■ EXERCISE GOAL ■
Below are the records; copy out every line that holds the word "nuevo".

■ PROVIDED DATA ■
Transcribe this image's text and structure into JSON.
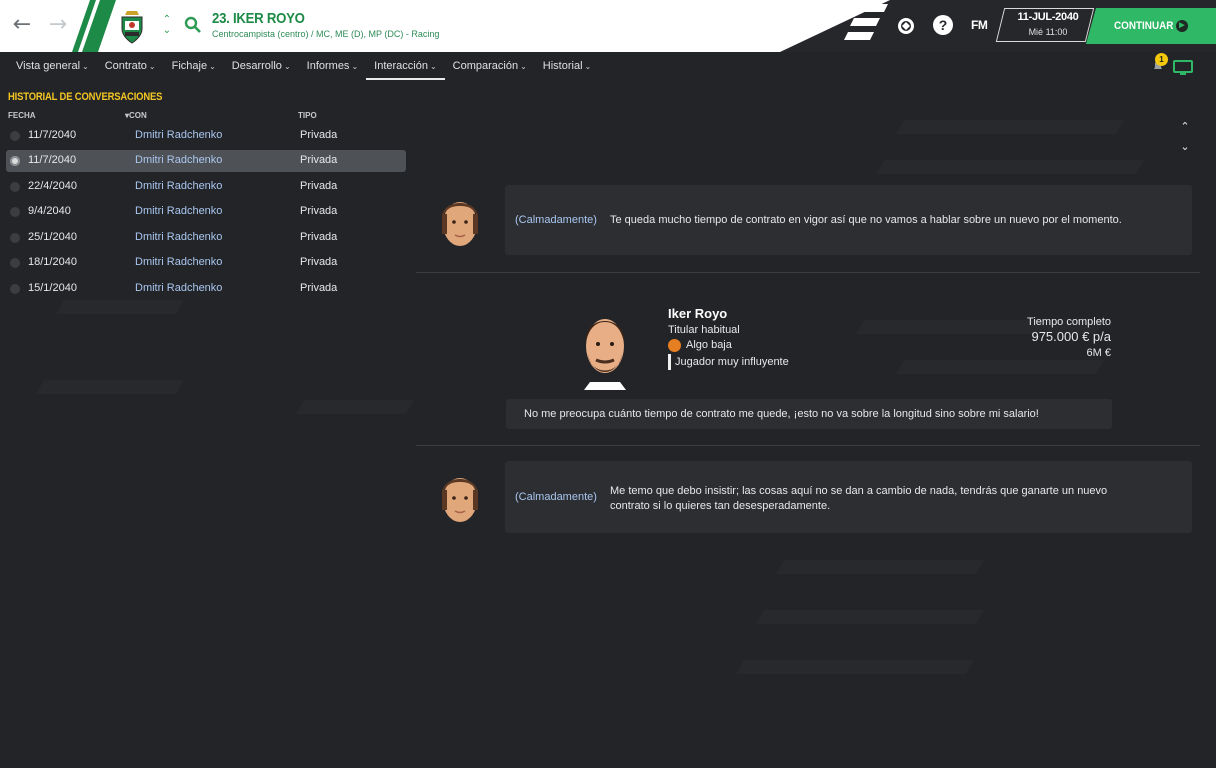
{
  "topbar": {
    "player_title": "23. IKER ROYO",
    "player_subtitle": "Centrocampista (centro) / MC, ME (D), MP (DC) - Racing",
    "fm_logo": "FM",
    "help_label": "?",
    "date_main": "11-JUL-2040",
    "date_sub": "Mié 11:00",
    "continue_label": "CONTINUAR",
    "accent_color": "#2fb865"
  },
  "tabs": [
    {
      "label": "Vista general",
      "active": false
    },
    {
      "label": "Contrato",
      "active": false
    },
    {
      "label": "Fichaje",
      "active": false
    },
    {
      "label": "Desarrollo",
      "active": false
    },
    {
      "label": "Informes",
      "active": false
    },
    {
      "label": "Interacción",
      "active": true
    },
    {
      "label": "Comparación",
      "active": false
    },
    {
      "label": "Historial",
      "active": false
    }
  ],
  "notifications": {
    "badge": "1"
  },
  "history": {
    "title": "HISTORIAL DE CONVERSACIONES",
    "columns": {
      "date": "FECHA",
      "with": "CON",
      "type": "TIPO"
    },
    "rows": [
      {
        "date": "11/7/2040",
        "with": "Dmitri Radchenko",
        "type": "Privada"
      },
      {
        "date": "11/7/2040",
        "with": "Dmitri Radchenko",
        "type": "Privada",
        "selected": true
      },
      {
        "date": "22/4/2040",
        "with": "Dmitri Radchenko",
        "type": "Privada"
      },
      {
        "date": "9/4/2040",
        "with": "Dmitri Radchenko",
        "type": "Privada"
      },
      {
        "date": "25/1/2040",
        "with": "Dmitri Radchenko",
        "type": "Privada"
      },
      {
        "date": "18/1/2040",
        "with": "Dmitri Radchenko",
        "type": "Privada"
      },
      {
        "date": "15/1/2040",
        "with": "Dmitri Radchenko",
        "type": "Privada"
      }
    ]
  },
  "conversation": {
    "msg1": {
      "tone": "(Calmadamente)",
      "text": "Te queda mucho tiempo de contrato en vigor así que no vamos a hablar sobre un nuevo por el momento."
    },
    "player": {
      "name": "Iker Royo",
      "role": "Titular habitual",
      "mood": "Algo baja",
      "influence": "Jugador muy influyente",
      "contract_type": "Tiempo completo",
      "wage": "975.000 € p/a",
      "value": "6M €",
      "reply": "No me preocupa cuánto tiempo de contrato me quede, ¡esto no va sobre la longitud sino sobre mi salario!"
    },
    "msg2": {
      "tone": "(Calmadamente)",
      "text_line1": "Me temo que debo insistir; las cosas aquí no se dan a cambio de nada, tendrás que ganarte un nuevo",
      "text_line2": "contrato si lo quieres tan desesperadamente."
    }
  }
}
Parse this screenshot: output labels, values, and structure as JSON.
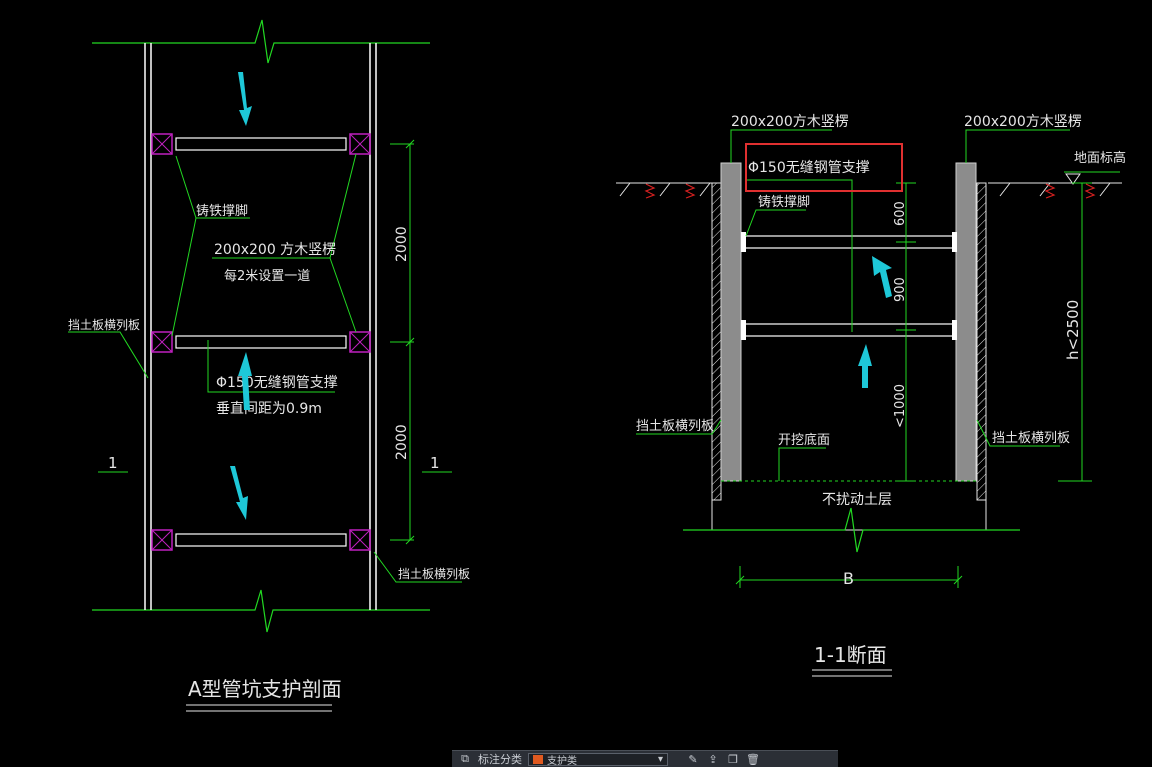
{
  "colors": {
    "background": "#000000",
    "line_green": "#22d822",
    "line_white": "#ffffff",
    "label_white": "#e6e6e6",
    "magenta": "#c020c0",
    "cyan_arrow": "#1ec8d8",
    "highlight_red": "#e03030",
    "ground_red": "#d82020",
    "swatch": "#e05a20"
  },
  "left_drawing": {
    "label_cast_iron_foot": "铸铁撑脚",
    "label_timber_post": "200x200 方木竖楞",
    "label_post_interval": "每2米设置一道",
    "label_retaining_board_left": "挡土板横列板",
    "label_pipe_support": "Φ150无缝钢管支撑",
    "label_vertical_spacing": "垂直间距为0.9m",
    "label_retaining_board_bottom": "挡土板横列板",
    "section_mark_left": "1",
    "section_mark_right": "1",
    "dim_upper": "2000",
    "dim_lower": "2000",
    "title": "A型管坑支护剖面"
  },
  "right_drawing": {
    "label_timber_post_left": "200x200方木竖楞",
    "label_timber_post_right": "200x200方木竖楞",
    "label_pipe_support_highlighted": "Φ150无缝钢管支撑",
    "label_ground_level": "地面标高",
    "label_cast_iron_foot": "铸铁撑脚",
    "dim_600": "600",
    "dim_900": "900",
    "dim_1000": "<1000",
    "dim_h": "h<2500",
    "label_retaining_board_left": "挡土板横列板",
    "label_retaining_board_right": "挡土板横列板",
    "label_excavation_bottom": "开挖底面",
    "label_undisturbed_soil": "不扰动土层",
    "dim_width": "B",
    "title": "1-1断面"
  },
  "toolbar": {
    "layer_label": "标注分类",
    "layer_value": "支护类",
    "icons": [
      "layers-icon",
      "edit-icon",
      "export-icon",
      "copy-icon",
      "delete-icon"
    ]
  }
}
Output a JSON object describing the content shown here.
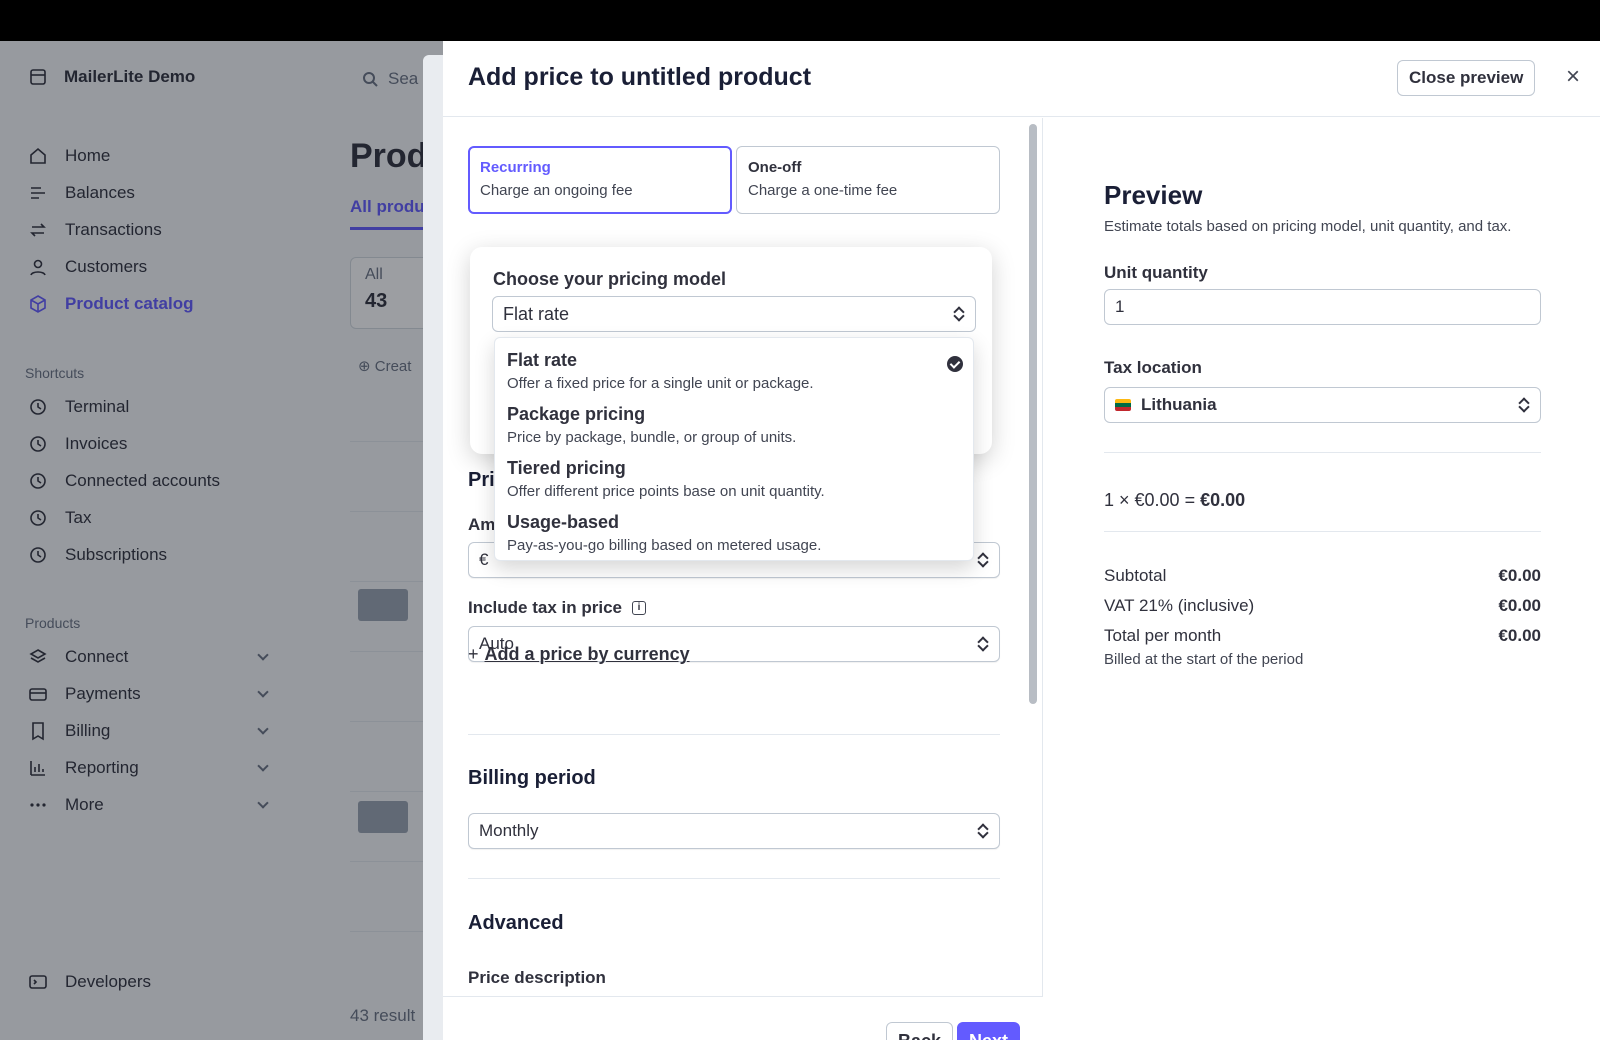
{
  "sidebar": {
    "brand": "MailerLite Demo",
    "items": [
      {
        "label": "Home",
        "icon": "home-icon"
      },
      {
        "label": "Balances",
        "icon": "balances-icon"
      },
      {
        "label": "Transactions",
        "icon": "transactions-icon"
      },
      {
        "label": "Customers",
        "icon": "customers-icon"
      },
      {
        "label": "Product catalog",
        "icon": "product-catalog-icon",
        "active": true
      }
    ],
    "shortcuts_label": "Shortcuts",
    "shortcuts": [
      {
        "label": "Terminal",
        "icon": "clock-icon"
      },
      {
        "label": "Invoices",
        "icon": "clock-icon"
      },
      {
        "label": "Connected accounts",
        "icon": "clock-icon"
      },
      {
        "label": "Tax",
        "icon": "clock-icon"
      },
      {
        "label": "Subscriptions",
        "icon": "clock-icon"
      }
    ],
    "products_label": "Products",
    "products": [
      {
        "label": "Connect",
        "icon": "connect-icon"
      },
      {
        "label": "Payments",
        "icon": "payments-icon"
      },
      {
        "label": "Billing",
        "icon": "billing-icon"
      },
      {
        "label": "Reporting",
        "icon": "reporting-icon"
      },
      {
        "label": "More",
        "icon": "more-icon"
      }
    ],
    "developers": "Developers"
  },
  "background": {
    "search": "Sea",
    "title": "Prod",
    "tab": "All produ",
    "card_label": "All",
    "card_count": "43",
    "create": "Creat",
    "results": "43 result"
  },
  "panel": {
    "title": "Add price to untitled product",
    "close_preview": "Close preview",
    "close_icon": "×",
    "price_types": [
      {
        "title": "Recurring",
        "desc": "Charge an ongoing fee",
        "selected": true
      },
      {
        "title": "One-off",
        "desc": "Charge a one-time fee",
        "selected": false
      }
    ],
    "price_section_partial": "Pri",
    "amount_label_partial": "Am",
    "currency_symbol": "€",
    "include_tax_label": "Include tax in price",
    "include_tax_value": "Auto",
    "add_currency_plus": "+",
    "add_currency": "Add a price by currency",
    "billing_period_title": "Billing period",
    "billing_period_value": "Monthly",
    "advanced_title": "Advanced",
    "advanced_partial": "Price description",
    "back": "Back",
    "next": "Next"
  },
  "pricing_model": {
    "title": "Choose your pricing model",
    "selected": "Flat rate",
    "options": [
      {
        "title": "Flat rate",
        "desc": "Offer a fixed price for a single unit or package.",
        "checked": true
      },
      {
        "title": "Package pricing",
        "desc": "Price by package, bundle, or group of units.",
        "checked": false
      },
      {
        "title": "Tiered pricing",
        "desc": "Offer different price points base on unit quantity.",
        "checked": false
      },
      {
        "title": "Usage-based",
        "desc": "Pay-as-you-go billing based on metered usage.",
        "checked": false
      }
    ]
  },
  "preview": {
    "title": "Preview",
    "desc": "Estimate totals based on pricing model, unit quantity, and tax.",
    "unit_quantity_label": "Unit quantity",
    "unit_quantity_value": "1",
    "tax_location_label": "Tax location",
    "tax_location_value": "Lithuania",
    "formula_left": "1 × €0.00 =",
    "formula_result": "€0.00",
    "subtotal_label": "Subtotal",
    "subtotal_value": "€0.00",
    "vat_label": "VAT 21% (inclusive)",
    "vat_value": "€0.00",
    "total_label": "Total per month",
    "total_value": "€0.00",
    "billed_note": "Billed at the start of the period"
  },
  "colors": {
    "accent": "#635bff",
    "text": "#30313d",
    "border": "#c0c8d2"
  }
}
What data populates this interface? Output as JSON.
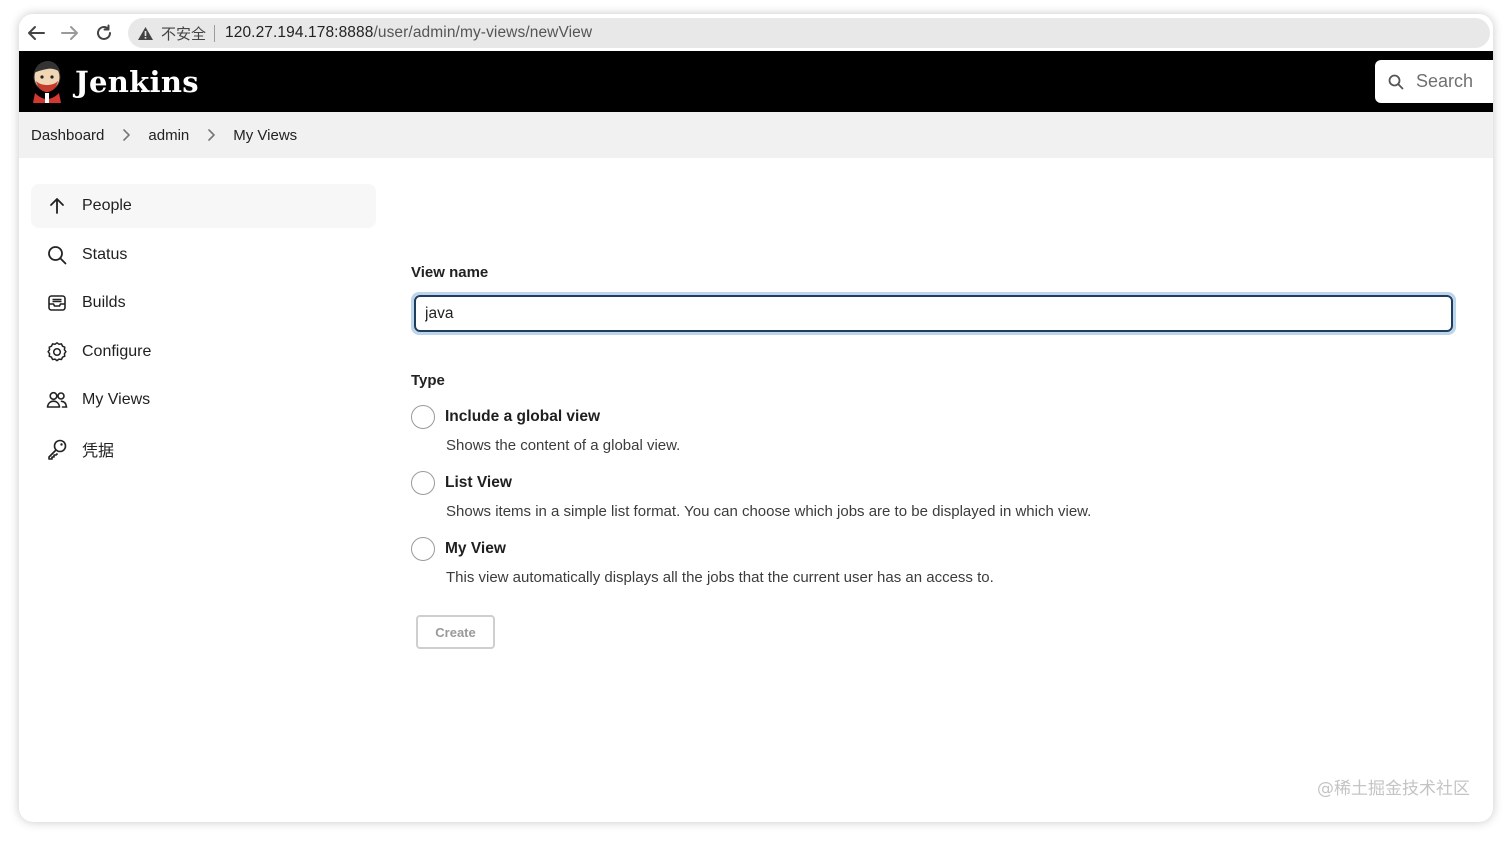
{
  "browser": {
    "insecure_label": "不安全",
    "url_host": "120.27.194.178:8888",
    "url_path": "/user/admin/my-views/newView"
  },
  "header": {
    "brand": "Jenkins",
    "search_placeholder": "Search"
  },
  "breadcrumb": {
    "items": [
      {
        "label": "Dashboard"
      },
      {
        "label": "admin"
      },
      {
        "label": "My Views"
      }
    ]
  },
  "sidebar": {
    "items": [
      {
        "label": "People",
        "icon": "arrow-up-icon",
        "active": true
      },
      {
        "label": "Status",
        "icon": "search-icon"
      },
      {
        "label": "Builds",
        "icon": "inbox-icon"
      },
      {
        "label": "Configure",
        "icon": "gear-icon"
      },
      {
        "label": "My Views",
        "icon": "people-icon"
      },
      {
        "label": "凭据",
        "icon": "key-icon"
      }
    ]
  },
  "form": {
    "view_name_label": "View name",
    "view_name_value": "java",
    "type_label": "Type",
    "options": [
      {
        "title": "Include a global view",
        "description": "Shows the content of a global view."
      },
      {
        "title": "List View",
        "description": "Shows items in a simple list format. You can choose which jobs are to be displayed in which view."
      },
      {
        "title": "My View",
        "description": "This view automatically displays all the jobs that the current user has an access to."
      }
    ],
    "create_label": "Create"
  },
  "watermark": "@稀土掘金技术社区",
  "colors": {
    "header_bg": "#000000",
    "breadcrumb_bg": "#f1f1f1",
    "input_border": "#1f3d5c",
    "input_focus_ring": "#bcd4ec"
  }
}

■ ANSWER SPACE ■
      "text": "Te queda mucho tiempo de contrato en vigor así que no vamos a hablar sobre un nuevo por el momento."
      "text_line1": "Me temo que debo insistir; las cosas aquí no se dan a cambio de nada, tendrás que ganarte un nuevo",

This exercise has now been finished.